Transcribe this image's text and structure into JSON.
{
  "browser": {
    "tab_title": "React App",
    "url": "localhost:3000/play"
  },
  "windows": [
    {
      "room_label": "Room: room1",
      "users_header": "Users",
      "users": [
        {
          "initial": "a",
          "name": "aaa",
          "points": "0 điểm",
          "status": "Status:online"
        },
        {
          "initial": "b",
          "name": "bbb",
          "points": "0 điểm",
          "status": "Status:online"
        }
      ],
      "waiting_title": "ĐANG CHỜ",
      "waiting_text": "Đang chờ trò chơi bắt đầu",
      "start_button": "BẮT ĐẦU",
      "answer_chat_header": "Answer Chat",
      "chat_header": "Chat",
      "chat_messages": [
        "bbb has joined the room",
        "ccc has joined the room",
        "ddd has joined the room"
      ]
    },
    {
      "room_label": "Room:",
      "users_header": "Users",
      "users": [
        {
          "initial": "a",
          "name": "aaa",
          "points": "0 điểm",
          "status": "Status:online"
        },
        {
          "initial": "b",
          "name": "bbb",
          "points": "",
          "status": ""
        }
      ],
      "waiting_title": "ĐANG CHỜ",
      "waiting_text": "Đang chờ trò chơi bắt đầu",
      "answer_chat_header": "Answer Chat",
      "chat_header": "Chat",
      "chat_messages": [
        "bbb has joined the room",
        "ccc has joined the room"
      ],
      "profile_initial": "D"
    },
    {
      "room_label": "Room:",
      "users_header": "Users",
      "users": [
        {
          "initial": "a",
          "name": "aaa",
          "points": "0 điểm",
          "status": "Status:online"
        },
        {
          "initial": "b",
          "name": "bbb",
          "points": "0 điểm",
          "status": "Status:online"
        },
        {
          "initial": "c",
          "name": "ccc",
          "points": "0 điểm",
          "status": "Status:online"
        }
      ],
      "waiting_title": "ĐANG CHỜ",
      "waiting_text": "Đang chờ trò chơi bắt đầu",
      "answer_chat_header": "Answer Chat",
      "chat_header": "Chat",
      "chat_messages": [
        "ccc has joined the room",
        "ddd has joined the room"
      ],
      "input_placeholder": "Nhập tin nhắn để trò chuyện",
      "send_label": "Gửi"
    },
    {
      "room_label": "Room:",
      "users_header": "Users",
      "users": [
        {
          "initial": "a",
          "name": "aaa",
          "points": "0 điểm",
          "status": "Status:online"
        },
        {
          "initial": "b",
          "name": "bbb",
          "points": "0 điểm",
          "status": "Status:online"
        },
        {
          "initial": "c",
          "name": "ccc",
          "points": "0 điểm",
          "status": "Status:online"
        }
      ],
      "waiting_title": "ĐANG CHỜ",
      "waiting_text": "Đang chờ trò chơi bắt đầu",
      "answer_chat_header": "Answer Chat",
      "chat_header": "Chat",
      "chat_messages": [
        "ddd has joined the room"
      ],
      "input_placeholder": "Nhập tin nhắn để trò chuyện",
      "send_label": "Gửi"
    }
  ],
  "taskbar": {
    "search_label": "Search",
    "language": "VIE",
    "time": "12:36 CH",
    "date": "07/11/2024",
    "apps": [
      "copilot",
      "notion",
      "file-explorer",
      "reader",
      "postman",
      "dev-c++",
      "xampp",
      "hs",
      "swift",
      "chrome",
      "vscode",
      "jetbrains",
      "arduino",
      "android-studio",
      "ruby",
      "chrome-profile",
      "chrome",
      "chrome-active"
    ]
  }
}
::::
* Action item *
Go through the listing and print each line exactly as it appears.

* Response to the task *
Transcribe this image's text and structure into JSON.
{
  "browser": {
    "tab_title": "React App",
    "url": "localhost:3000/play"
  },
  "windows": [
    {
      "room_label": "Room: room1",
      "users_header": "Users",
      "users": [
        {
          "initial": "a",
          "name": "aaa",
          "points": "0 điểm",
          "status": "Status:online"
        },
        {
          "initial": "b",
          "name": "bbb",
          "points": "0 điểm",
          "status": "Status:online"
        }
      ],
      "waiting_title": "ĐANG CHỜ",
      "waiting_text": "Đang chờ trò chơi bắt đầu",
      "start_button": "BẮT ĐẦU",
      "answer_chat_header": "Answer Chat",
      "chat_header": "Chat",
      "chat_messages": [
        "bbb has joined the room",
        "ccc has joined the room",
        "ddd has joined the room"
      ]
    },
    {
      "room_label": "Room:",
      "users_header": "Users",
      "users": [
        {
          "initial": "a",
          "name": "aaa",
          "points": "0 điểm",
          "status": "Status:online"
        },
        {
          "initial": "b",
          "name": "bbb",
          "points": "",
          "status": ""
        }
      ],
      "waiting_title": "ĐANG CHỜ",
      "waiting_text": "Đang chờ trò chơi bắt đầu",
      "answer_chat_header": "Answer Chat",
      "chat_header": "Chat",
      "chat_messages": [
        "bbb has joined the room",
        "ccc has joined the room"
      ],
      "profile_initial": "D"
    },
    {
      "room_label": "Room:",
      "users_header": "Users",
      "users": [
        {
          "initial": "a",
          "name": "aaa",
          "points": "0 điểm",
          "status": "Status:online"
        },
        {
          "initial": "b",
          "name": "bbb",
          "points": "0 điểm",
          "status": "Status:online"
        },
        {
          "initial": "c",
          "name": "ccc",
          "points": "0 điểm",
          "status": "Status:online"
        }
      ],
      "waiting_title": "ĐANG CHỜ",
      "waiting_text": "Đang chờ trò chơi bắt đầu",
      "answer_chat_header": "Answer Chat",
      "chat_header": "Chat",
      "chat_messages": [
        "ccc has joined the room",
        "ddd has joined the room"
      ],
      "input_placeholder": "Nhập tin nhắn để trò chuyện",
      "send_label": "Gửi"
    },
    {
      "room_label": "Room:",
      "users_header": "Users",
      "users": [
        {
          "initial": "a",
          "name": "aaa",
          "points": "0 điểm",
          "status": "Status:online"
        },
        {
          "initial": "b",
          "name": "bbb",
          "points": "0 điểm",
          "status": "Status:online"
        },
        {
          "initial": "c",
          "name": "ccc",
          "points": "0 điểm",
          "status": "Status:online"
        }
      ],
      "waiting_title": "ĐANG CHỜ",
      "waiting_text": "Đang chờ trò chơi bắt đầu",
      "answer_chat_header": "Answer Chat",
      "chat_header": "Chat",
      "chat_messages": [
        "ddd has joined the room"
      ],
      "input_placeholder": "Nhập tin nhắn để trò chuyện",
      "send_label": "Gửi"
    }
  ],
  "taskbar": {
    "search_label": "Search",
    "language": "VIE",
    "time": "12:36 CH",
    "date": "07/11/2024",
    "apps": [
      "copilot",
      "notion",
      "file-explorer",
      "reader",
      "postman",
      "dev-c++",
      "xampp",
      "hs",
      "swift",
      "chrome",
      "vscode",
      "jetbrains",
      "arduino",
      "android-studio",
      "ruby",
      "chrome-profile",
      "chrome",
      "chrome-active"
    ]
  }
}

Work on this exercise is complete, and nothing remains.